INTRODUCTION: The Family Smoking Prevention and Tobacco Control Act requires cigarette packages and advertisements to bear health warnings with "color graphics depicting the negative health consequences of smoking."
AIMS AND METHODS: This study assessed whether new US Food and Drug Administration developed pictorial cigarette warnings (PCW) increased understanding of smoking-related risks relative to the current Surgeon General's (SG) warnings. In March-May 2019, adolescent and adult smokers and nonsmokers participated in an online experiment with three sessions completed over approximately 2 weeks. Participants viewed 1 of 16 PCW (treatment conditions) or an SG warning (control) on mock cigarette packages and advertisements. Measures assessed whether warnings provided new information, induced thinking about risks, changed smoking-related health beliefs, and were accurately recalled, among other outcomes.
RESULTS: The majority of PCW (≥13 conditions) resulted in greater learning of new information, higher self-reported learning, and greater reports of thinking about smoking risks; they were viewed as more informative, understandable, and attention-drawing compared with the control condition. Most participants believed the warning were factual, although 8 PCW were perceived as less factual than the control. There were changes toward more agreement with health beliefs for 11 PCW between Sessions 1 and 2 and 7 PCW between Sessions 1 and 3. Participants in all treatment conditions were more likely than control condition participants to correctly recall the warning. Across outcomes, PCW related to addiction, death, and quitting did not perform as well as other PCW.

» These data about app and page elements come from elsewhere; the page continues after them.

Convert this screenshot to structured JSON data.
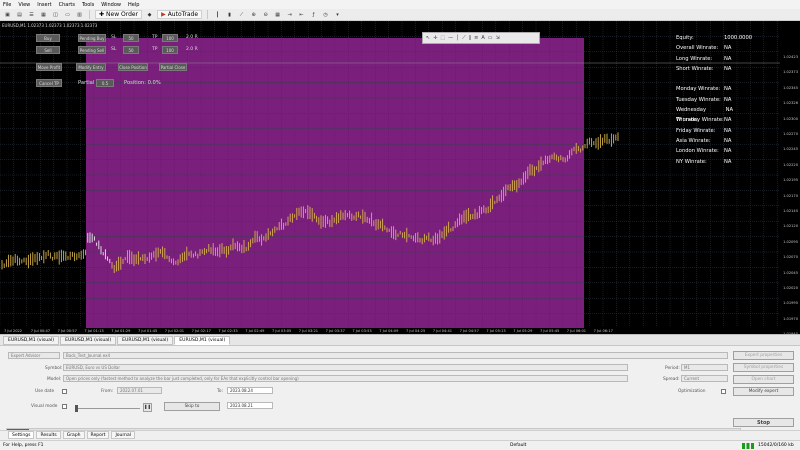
{
  "menu": [
    "File",
    "View",
    "Insert",
    "Charts",
    "Tools",
    "Window",
    "Help"
  ],
  "toolbar": {
    "new_order_label": "New Order",
    "autotrade_label": "AutoTrade"
  },
  "chart": {
    "symbol_label": "EURUSD,M1 1.02373 1.02373 1.02373 1.02373",
    "controls": {
      "buy": "Buy",
      "sell": "Sell",
      "pending_buy": "Pending Buy",
      "pending_sell": "Pending Sell",
      "sl_label": "SL",
      "tp_label": "TP",
      "buy_sl": "50",
      "buy_tp": "100",
      "sell_sl": "50",
      "sell_tp": "100",
      "buy_rr": "2.0 R",
      "sell_rr": "2.0 R",
      "breakeven": "Move Profit",
      "modify_entry": "Modify Entry",
      "close_position": "Close Position",
      "partial_close": "Partial Close",
      "cancel": "Cancel TP",
      "partial_label": "Partial",
      "partial_value": "0.5",
      "position_label": "Position: 0.0%"
    },
    "stats": [
      {
        "label": "Equity:",
        "value": "1000.0000"
      },
      {
        "label": "Overall Winrate:",
        "value": "NA"
      },
      {
        "label": "Long Winrate:",
        "value": "NA"
      },
      {
        "label": "Short Winrate:",
        "value": "NA"
      },
      {
        "label": "",
        "value": ""
      },
      {
        "label": "Monday Winrate:",
        "value": "NA"
      },
      {
        "label": "Tuesday Winrate:",
        "value": "NA"
      },
      {
        "label": "Wednesday Winrate:",
        "value": "NA"
      },
      {
        "label": "Thursday Winrate:",
        "value": "NA"
      },
      {
        "label": "Friday Winrate:",
        "value": "NA"
      },
      {
        "label": "Asia Winrate:",
        "value": "NA"
      },
      {
        "label": "London Winrate:",
        "value": "NA"
      },
      {
        "label": "NY Winrate:",
        "value": "NA"
      }
    ],
    "price_ticks": [
      "1.02423",
      "1.02373",
      "1.02345",
      "1.02326",
      "1.02300",
      "1.02270",
      "1.02245",
      "1.02220",
      "1.02195",
      "1.02170",
      "1.02145",
      "1.02120",
      "1.02095",
      "1.02070",
      "1.02045",
      "1.02020",
      "1.01995",
      "1.01970",
      "1.01945"
    ],
    "time_ticks": [
      "7 Jul 2022",
      "7 Jul 00:47",
      "7 Jul 00:57",
      "7 Jul 01:13",
      "7 Jul 01:29",
      "7 Jul 01:45",
      "7 Jul 02:01",
      "7 Jul 02:17",
      "7 Jul 02:33",
      "7 Jul 02:49",
      "7 Jul 03:05",
      "7 Jul 03:21",
      "7 Jul 03:37",
      "7 Jul 03:53",
      "7 Jul 04:09",
      "7 Jul 04:25",
      "7 Jul 04:41",
      "7 Jul 04:57",
      "7 Jul 05:13",
      "7 Jul 05:29",
      "7 Jul 05:45",
      "7 Jul 06:01",
      "7 Jul 06:17"
    ],
    "colors": {
      "background": "#000000",
      "replay_zone": "#7b1f7d",
      "candles": "#d8b44a",
      "grid": "#2c3a44"
    }
  },
  "chart_tabs": [
    "EURUSD,M1 (visual)",
    "EURUSD,M1 (visual)",
    "EURUSD,M1 (visual)",
    "EURUSD,M1 (visual)"
  ],
  "tester": {
    "type_value": "Expert Advisor",
    "ea_value": "Back_Test_Journal.ex4",
    "symbol_label": "Symbol:",
    "symbol_value": "EURUSD, Euro vs US Dollar",
    "model_label": "Model:",
    "model_value": "Open prices only (fastest method to analyze the bar just completed, only for EAs that explicitly control bar opening)",
    "use_date_label": "Use date",
    "from_label": "From:",
    "from_value": "2022.07.01",
    "to_label": "To:",
    "to_value": "2023.08.24",
    "visual_mode_label": "Visual mode",
    "skip_to_label": "Skip to",
    "skip_to_value": "2023.08.21",
    "period_label": "Period:",
    "period_value": "M1",
    "spread_label": "Spread:",
    "spread_value": "Current",
    "optimization_label": "Optimization",
    "buttons": {
      "expert_properties": "Expert properties",
      "symbol_properties": "Symbol properties",
      "open_chart": "Open chart",
      "modify_expert": "Modify expert",
      "stop": "Stop"
    },
    "progress_fraction": 0.03
  },
  "bottom_tabs": [
    "Settings",
    "Results",
    "Graph",
    "Report",
    "Journal"
  ],
  "status": {
    "help": "For Help, press F1",
    "profile": "Default",
    "connection": "15042/0/160 kb"
  }
}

CONCLUSIONS: Many of the PCW tested increased understanding of the risks associated with cigarette smoking relative to current SG warnings.
IMPLICATIONS: The Tobacco Control Act requires cigarette packages and advertisements to bear PCW depicting the negative health consequences of smoking. This study tested whether any of 16 newly proposed PCW increased understanding of smoking-related risks relative to existing SG warnings. Results suggest that most PCW tested, particularly those related to less widely known health effects, resulted in greater learning of new information, higher self-reported learning, and greater reports of thinking about smoking risks compared with SG warnings. These results, along with other factors, informed the US Food and Drug Administration's selection of proposed PCW.